Am I impressed? Heck, yes!
I wasn’t expecting anything so prompt or marvellous! And even if this turns out to be some hinky kind of psychosomatic/placebo effect, I’ll still take it.

And, as a bonus, I have a really cool piercing.

Kia Ora and going the Extra Mile.

Tonight I’m on a trans-Pacific flight from LA to Melbourne via Auckland. There are kids on this flight who have been on a trip to Disneyland courtesy of the Koru Care charity which is sponsored by Air New Zealand.  To continue the Disneyland experience, the flight attendants have all dressed up in fancy dress to serve the kids and make their flight more fun.   

 
Dinner and drinks were served by Minnie Mouse and Tinkerbell, while coffee was served by a CHiPS police officer.  

 
I have to say that he did take it very well when I asked when the rest of the Village People were coming out.

I’m so impressed by the continual efforts of the staff to do everything to make the flight memorable and fun. It’s a great war to promote the charity, too. 

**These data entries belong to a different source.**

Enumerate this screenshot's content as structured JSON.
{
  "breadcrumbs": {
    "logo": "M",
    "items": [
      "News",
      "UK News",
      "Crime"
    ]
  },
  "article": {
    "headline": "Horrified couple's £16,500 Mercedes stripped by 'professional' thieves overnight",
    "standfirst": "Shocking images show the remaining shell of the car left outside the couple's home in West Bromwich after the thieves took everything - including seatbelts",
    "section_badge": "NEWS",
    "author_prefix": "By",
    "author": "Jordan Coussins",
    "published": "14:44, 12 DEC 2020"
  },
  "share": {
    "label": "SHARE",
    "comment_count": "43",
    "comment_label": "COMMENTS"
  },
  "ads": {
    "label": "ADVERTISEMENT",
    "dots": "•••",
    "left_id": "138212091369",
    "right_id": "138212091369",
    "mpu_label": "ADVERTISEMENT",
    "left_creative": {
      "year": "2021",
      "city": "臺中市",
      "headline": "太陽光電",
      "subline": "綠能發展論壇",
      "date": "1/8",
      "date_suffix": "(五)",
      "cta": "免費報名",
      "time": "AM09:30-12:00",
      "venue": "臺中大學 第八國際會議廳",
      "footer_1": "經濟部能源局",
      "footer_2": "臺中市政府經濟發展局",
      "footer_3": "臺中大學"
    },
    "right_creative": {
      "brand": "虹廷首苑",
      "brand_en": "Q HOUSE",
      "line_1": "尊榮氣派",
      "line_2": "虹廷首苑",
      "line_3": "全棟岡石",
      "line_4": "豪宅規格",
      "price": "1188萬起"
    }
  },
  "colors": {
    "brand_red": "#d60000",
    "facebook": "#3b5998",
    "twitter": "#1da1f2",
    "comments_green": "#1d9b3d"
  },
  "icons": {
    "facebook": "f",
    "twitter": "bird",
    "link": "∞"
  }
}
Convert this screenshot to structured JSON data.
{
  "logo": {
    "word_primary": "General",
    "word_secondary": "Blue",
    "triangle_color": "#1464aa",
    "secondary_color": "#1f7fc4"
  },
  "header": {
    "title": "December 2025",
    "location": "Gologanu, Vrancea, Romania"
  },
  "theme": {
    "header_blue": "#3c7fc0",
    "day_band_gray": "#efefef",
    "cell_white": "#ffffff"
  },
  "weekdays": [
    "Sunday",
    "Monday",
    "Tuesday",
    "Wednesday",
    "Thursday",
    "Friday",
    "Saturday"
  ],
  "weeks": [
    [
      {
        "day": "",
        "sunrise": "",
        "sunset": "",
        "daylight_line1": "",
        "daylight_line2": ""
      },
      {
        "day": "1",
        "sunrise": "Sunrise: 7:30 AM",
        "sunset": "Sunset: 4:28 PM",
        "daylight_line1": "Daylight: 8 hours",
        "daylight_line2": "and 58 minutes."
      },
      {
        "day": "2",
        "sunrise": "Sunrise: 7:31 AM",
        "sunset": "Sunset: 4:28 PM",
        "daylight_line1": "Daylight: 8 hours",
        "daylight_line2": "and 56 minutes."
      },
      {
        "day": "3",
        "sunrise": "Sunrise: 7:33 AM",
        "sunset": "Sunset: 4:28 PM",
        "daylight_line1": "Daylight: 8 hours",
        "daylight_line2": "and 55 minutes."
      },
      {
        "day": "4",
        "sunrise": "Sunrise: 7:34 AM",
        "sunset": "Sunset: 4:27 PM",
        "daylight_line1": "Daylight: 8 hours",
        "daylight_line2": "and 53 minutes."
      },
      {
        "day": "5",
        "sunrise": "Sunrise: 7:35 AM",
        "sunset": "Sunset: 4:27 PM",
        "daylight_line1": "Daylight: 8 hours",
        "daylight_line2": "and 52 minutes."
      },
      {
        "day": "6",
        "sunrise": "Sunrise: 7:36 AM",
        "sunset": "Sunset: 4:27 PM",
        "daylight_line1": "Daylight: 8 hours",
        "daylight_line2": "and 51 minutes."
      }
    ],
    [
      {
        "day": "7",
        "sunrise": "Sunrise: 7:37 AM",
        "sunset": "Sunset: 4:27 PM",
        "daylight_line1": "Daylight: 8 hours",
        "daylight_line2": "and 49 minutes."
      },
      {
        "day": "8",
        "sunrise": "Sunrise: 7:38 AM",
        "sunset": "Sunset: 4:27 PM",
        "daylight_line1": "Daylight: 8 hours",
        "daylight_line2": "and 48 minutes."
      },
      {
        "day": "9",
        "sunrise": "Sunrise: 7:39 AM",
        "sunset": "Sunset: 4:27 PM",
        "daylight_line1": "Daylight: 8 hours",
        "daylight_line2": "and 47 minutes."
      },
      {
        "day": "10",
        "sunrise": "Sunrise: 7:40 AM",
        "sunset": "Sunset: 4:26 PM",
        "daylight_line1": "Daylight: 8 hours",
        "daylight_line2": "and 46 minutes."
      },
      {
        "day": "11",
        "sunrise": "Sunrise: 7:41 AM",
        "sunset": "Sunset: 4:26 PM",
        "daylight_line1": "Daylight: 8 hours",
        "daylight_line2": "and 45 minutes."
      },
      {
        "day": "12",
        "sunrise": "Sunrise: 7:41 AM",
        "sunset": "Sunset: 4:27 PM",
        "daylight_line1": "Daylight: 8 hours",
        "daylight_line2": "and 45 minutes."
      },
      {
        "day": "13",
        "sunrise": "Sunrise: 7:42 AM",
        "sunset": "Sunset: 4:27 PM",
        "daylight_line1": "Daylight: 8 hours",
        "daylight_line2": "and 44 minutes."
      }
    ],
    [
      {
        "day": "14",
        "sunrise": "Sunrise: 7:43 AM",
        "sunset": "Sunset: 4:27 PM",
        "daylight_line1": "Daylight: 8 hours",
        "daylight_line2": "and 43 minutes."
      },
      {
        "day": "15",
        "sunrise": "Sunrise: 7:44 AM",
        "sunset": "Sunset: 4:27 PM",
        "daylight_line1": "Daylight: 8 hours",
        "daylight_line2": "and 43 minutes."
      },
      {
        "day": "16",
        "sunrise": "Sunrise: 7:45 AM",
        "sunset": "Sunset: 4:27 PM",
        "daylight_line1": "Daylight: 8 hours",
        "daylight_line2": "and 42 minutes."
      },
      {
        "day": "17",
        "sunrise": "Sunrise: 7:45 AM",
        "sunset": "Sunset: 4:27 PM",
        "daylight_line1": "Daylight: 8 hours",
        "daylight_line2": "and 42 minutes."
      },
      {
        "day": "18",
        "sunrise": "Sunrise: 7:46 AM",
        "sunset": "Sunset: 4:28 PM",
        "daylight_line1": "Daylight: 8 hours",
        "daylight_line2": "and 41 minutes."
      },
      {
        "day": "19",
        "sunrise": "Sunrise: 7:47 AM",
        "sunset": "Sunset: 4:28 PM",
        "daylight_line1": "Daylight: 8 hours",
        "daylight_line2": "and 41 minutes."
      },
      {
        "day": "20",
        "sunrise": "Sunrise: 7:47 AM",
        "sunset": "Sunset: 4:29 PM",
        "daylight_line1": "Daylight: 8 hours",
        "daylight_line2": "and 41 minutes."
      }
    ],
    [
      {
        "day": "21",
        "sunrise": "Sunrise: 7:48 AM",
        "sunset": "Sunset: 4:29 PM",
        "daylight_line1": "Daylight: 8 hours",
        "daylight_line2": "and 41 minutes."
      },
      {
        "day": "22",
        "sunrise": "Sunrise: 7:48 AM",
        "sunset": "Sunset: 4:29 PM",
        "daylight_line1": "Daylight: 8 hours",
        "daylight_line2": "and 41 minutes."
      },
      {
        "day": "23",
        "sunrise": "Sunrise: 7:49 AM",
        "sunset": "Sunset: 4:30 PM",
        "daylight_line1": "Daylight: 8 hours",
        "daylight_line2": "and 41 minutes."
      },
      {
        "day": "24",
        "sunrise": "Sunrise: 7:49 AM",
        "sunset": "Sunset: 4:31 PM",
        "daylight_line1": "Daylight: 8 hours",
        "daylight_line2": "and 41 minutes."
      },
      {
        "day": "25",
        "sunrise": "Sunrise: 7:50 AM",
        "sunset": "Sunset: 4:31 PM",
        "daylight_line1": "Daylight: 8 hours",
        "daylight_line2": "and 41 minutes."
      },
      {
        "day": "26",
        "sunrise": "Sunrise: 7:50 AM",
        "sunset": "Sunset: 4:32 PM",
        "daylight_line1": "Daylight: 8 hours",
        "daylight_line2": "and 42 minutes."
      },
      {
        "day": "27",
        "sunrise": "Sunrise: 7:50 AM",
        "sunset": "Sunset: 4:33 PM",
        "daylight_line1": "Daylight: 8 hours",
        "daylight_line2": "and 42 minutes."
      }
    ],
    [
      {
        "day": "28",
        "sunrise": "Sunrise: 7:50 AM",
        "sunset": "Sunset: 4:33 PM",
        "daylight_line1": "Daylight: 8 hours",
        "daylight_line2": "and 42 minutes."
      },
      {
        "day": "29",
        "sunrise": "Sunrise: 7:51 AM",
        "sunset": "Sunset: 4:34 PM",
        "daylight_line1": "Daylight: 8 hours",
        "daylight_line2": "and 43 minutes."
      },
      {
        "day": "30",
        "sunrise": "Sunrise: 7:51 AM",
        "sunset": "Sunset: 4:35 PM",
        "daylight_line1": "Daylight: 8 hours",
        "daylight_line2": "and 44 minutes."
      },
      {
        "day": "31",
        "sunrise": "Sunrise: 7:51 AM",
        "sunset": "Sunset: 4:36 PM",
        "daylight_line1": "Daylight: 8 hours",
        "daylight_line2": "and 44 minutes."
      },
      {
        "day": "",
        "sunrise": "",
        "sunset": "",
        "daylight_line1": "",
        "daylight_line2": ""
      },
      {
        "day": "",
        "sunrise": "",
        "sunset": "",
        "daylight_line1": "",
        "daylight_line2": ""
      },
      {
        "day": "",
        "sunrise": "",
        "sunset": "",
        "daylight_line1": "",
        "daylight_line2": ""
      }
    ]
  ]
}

They’ve also been wonderful to me after a very long and emotionally exhausting day. After a painful and tearful farewell followed by extended flight delays and an international connection time that was whittled down from 6.5 hours to 47 minutes, in which I managed baggage claim, terminal transfer with all my luggage, check in and baggage drop, security checks and getting to the right gate before they closed the flight. When I realised I had made my flight, I burst into tears of relief. The attendants were just lovely and so supportive, and did everything they could to reassure and comfort me. 

I love flying with Air New Zealand and I love the way they treat their clients. They’ve won me. 

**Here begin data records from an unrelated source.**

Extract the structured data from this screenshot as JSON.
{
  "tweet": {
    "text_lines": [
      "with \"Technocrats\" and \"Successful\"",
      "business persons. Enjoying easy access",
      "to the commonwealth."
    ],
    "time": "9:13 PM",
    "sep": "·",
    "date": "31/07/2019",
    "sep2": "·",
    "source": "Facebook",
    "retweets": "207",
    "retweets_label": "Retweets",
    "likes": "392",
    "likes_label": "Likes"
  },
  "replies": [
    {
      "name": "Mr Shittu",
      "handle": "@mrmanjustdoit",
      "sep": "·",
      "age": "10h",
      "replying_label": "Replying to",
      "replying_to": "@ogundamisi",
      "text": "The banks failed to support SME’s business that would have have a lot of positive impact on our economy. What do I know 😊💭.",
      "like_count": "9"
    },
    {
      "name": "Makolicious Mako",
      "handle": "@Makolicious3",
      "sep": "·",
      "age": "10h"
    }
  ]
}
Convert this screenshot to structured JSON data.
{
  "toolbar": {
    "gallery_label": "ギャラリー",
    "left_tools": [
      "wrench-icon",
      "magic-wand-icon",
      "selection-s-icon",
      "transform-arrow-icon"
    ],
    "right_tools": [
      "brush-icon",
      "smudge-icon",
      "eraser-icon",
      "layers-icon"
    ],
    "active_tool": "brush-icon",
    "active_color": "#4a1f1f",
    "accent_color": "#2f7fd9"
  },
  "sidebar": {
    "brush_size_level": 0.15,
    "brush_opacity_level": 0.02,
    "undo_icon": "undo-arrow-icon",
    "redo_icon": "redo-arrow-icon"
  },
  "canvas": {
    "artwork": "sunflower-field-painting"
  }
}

Postcards from the Past #2

This gorgeous postcard from Niagara Falls, dated 1949, is another that I found in an antique store in PEI. 

    
 
Anyone who reads my blog knows how much I love Niagara Falls and how excited I was to go on the Hornblower cruise on the river below them. 

I am so happy to have this little piece of memorabilia. I have no idea who wrote it or kept it before now, but I will keep their little memory safe. 

 

Postcards from the past #1

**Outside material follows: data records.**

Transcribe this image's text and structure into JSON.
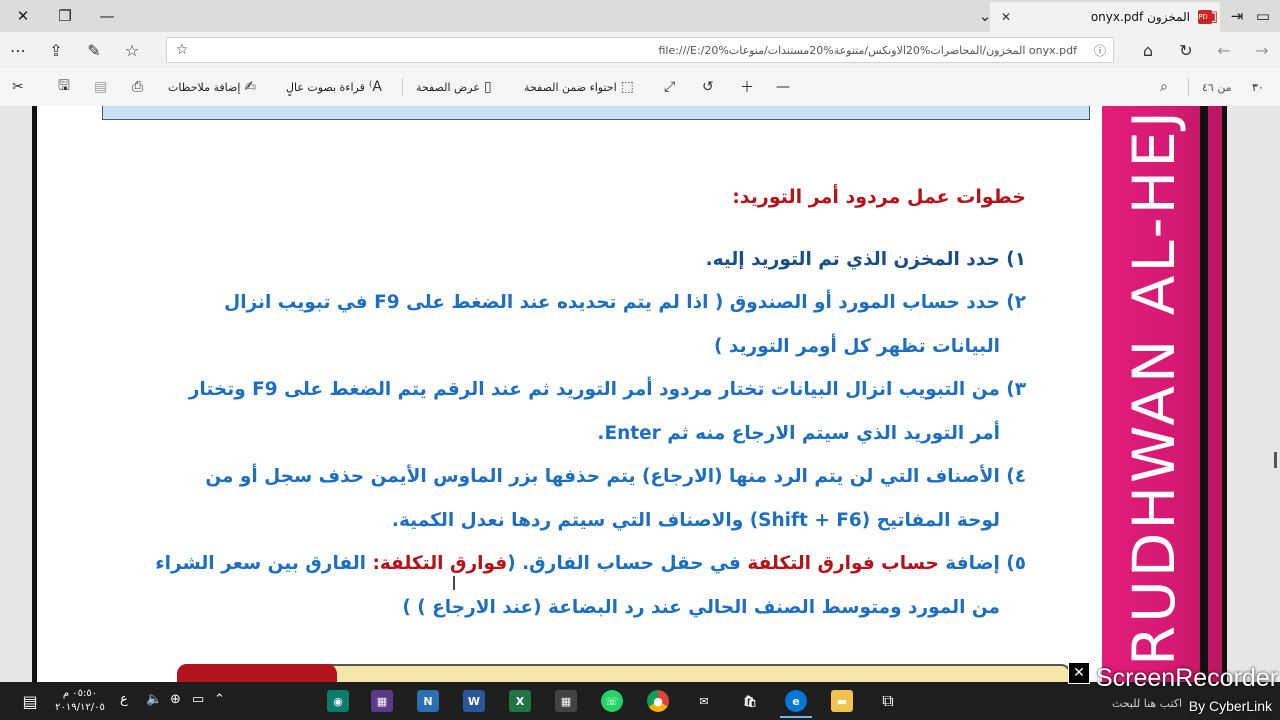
{
  "tab": {
    "title": "المخزون onyx.pdf",
    "badge": "PDF"
  },
  "address": {
    "url": "file:///E:/20%المخزون/المحاضرات%20الاونكس/متنوعة%20مستندات/منوعات onyx.pdf"
  },
  "pdf_toolbar": {
    "page_current": "٣٠",
    "page_total": "من ٤٦",
    "fit_page_label": "احتواء ضمن الصفحة",
    "page_view_label": "عرض الصفحة",
    "read_aloud_label": "قراءة بصوت عالٍ",
    "add_notes_label": "إضافة ملاحظات"
  },
  "document": {
    "heading": "خطوات عمل مردود أمر التوريد:",
    "lines": [
      "١) حدد المخزن الذي تم التوريد إليه.",
      "٢) حدد حساب المورد أو الصندوق ( اذا لم يتم تحديده عند الضغط على F9 في تبويب انزال",
      "البيانات تظهر كل أومر التوريد )",
      "٣) من التبويب انزال البيانات تختار مردود أمر التوريد ثم عند الرقم يتم الضغط على F9 وتختار",
      "أمر التوريد الذي سيتم الارجاع منه ثم Enter.",
      "٤) الأصناف التي لن يتم الرد منها (الارجاع) يتم حذفها بزر الماوس الأيمن حذف سجل أو من",
      "لوحة المفاتيح (Shift + F6) والاصناف التي سيتم ردها نعدل الكمية."
    ],
    "line5": {
      "p1": "٥) إضافة ",
      "p2": "حساب فوارق التكلفة",
      "p3": " في حقل حساب الفارق. (",
      "p4": "فوارق التكلفة:",
      "p5": " الفارق بين سعر الشراء"
    },
    "line6": "من المورد ومتوسط الصنف الحالي عند رد البضاعة (عند الارجاع ) )",
    "sidebar_text": "RUDHWAN AL-HEJRI — O"
  },
  "taskbar": {
    "time": "٠٥:٥٠ م",
    "date": "٢٠١٩/١٢/٠٥",
    "lang": "ع",
    "search_hint": "اكتب هنا للبحث"
  },
  "recorder": {
    "title": "ScreenRecorder",
    "by": "By CyberLink"
  },
  "colors": {
    "red": "#b3141c",
    "blue": "#1f6fbf",
    "sidebar": "#e31c7a"
  }
}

Last weekend I found myself in an antique store in Summerside, PEI. 

I commented to my friends that it was a very good thing that I had to fly home, so that I could not buy all the lovely things there. I did pick up some old postcards, including a couple that depicted places that I had recently visited. 

The first card I chose was an old black and white picture from Port Dalhousie, Ontario. It clearly depicts the part of the beach where Sean and I sat and ate our picnic dinner a couple of weeks ago, and the carousel which we rode. 
   
I was so excited to find this lovely memento from the history of a place that I so enjoyed. 

There is no date on the card, and the postmark is incomplete, so at first I thought there was no way to know when it was written. 

 
Then I had a thought: the stamp! Surely that would give me a time frame, at the very least.

   

This is a George V Scroll stamp issued between October 1928 and April 1930. This places my Port Dalhousie beach card as most likely dating from somewhere between those dates. 

Of course, it’s possible that someone might have posted it with an older stamp, but given that these were the years of the Great Depression, it does not seem likely that one would spend money on a stamp that was not going to be used right away. The handwriting certainly does not suggest someone with an expensive education, given that penmanship was still highly valued back then. 

It may just be an old postcard to most other people, but for me this is part of the real history of a beautiful place, and it’s very exciting to have it among my souvenirs.